You can watch von Wangenheim at work in a video summary of the experiments. “It is known that roots branch toward water availability!” the caption begins. “But how?” The micrographs are impressive, but it’s not clear the research answered the question. Somehow the lateral branches head toward water right from the first cell division. It’s nice to know the direction to go before starting, but how does a blind root do it? The team’s paper in Nature Plants is titled, “Early developmental plasticity of lateral roots in response to asymmetric water availability.” In conclusion, “the external hydrological environment regulates lateral root morphogenesis.” But how?

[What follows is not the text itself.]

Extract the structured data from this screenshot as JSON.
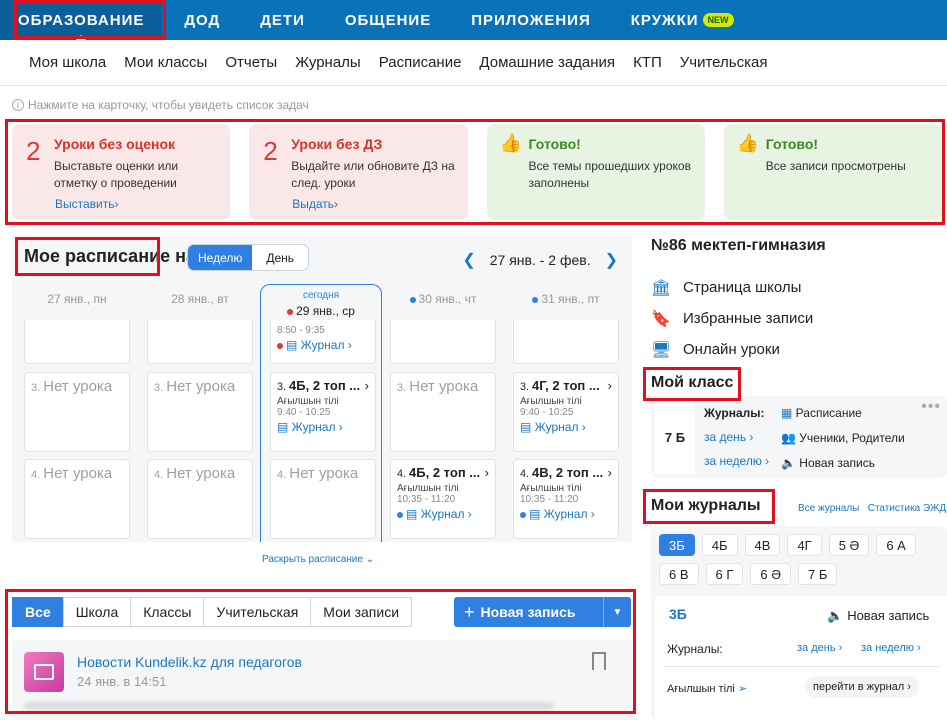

We conclude that external water availability profoundly influences lateral root formation during organ emergence. Lateral roots are critical for exploring large volumes of soil for nutrients and moisture. To efficiently acquire water, plants have developed mechanisms that drive lateral root outgrowth towards external water availability.

Uh, OK. But how? Did plants “develop mechanisms” by intelligent design, or by chance?

It appears that plant “epistemology” (how they know what they know) is superior to man’s, and will continue to elude our brightest scientists for some time to come.  The “root” of the problem is in assuming blind chance was capable of photosynthesis, mycorrhizal networks, nitrogen fixing, and optimizing searches for water. Design scientists, understanding good design when they see it, might do better at paving the way to a green revolution.

Combining Design

For an encouraging ending, watch the video posted by the BBC News that joins plant design with human ingenuity. The result is transforming a glum refugee camp in a Jordanian desert into a happy, thriving community. This kind of science is good for everybody — and that deserves a big “Wow!”

Photo credit: Kyle Ellefson on Unsplash.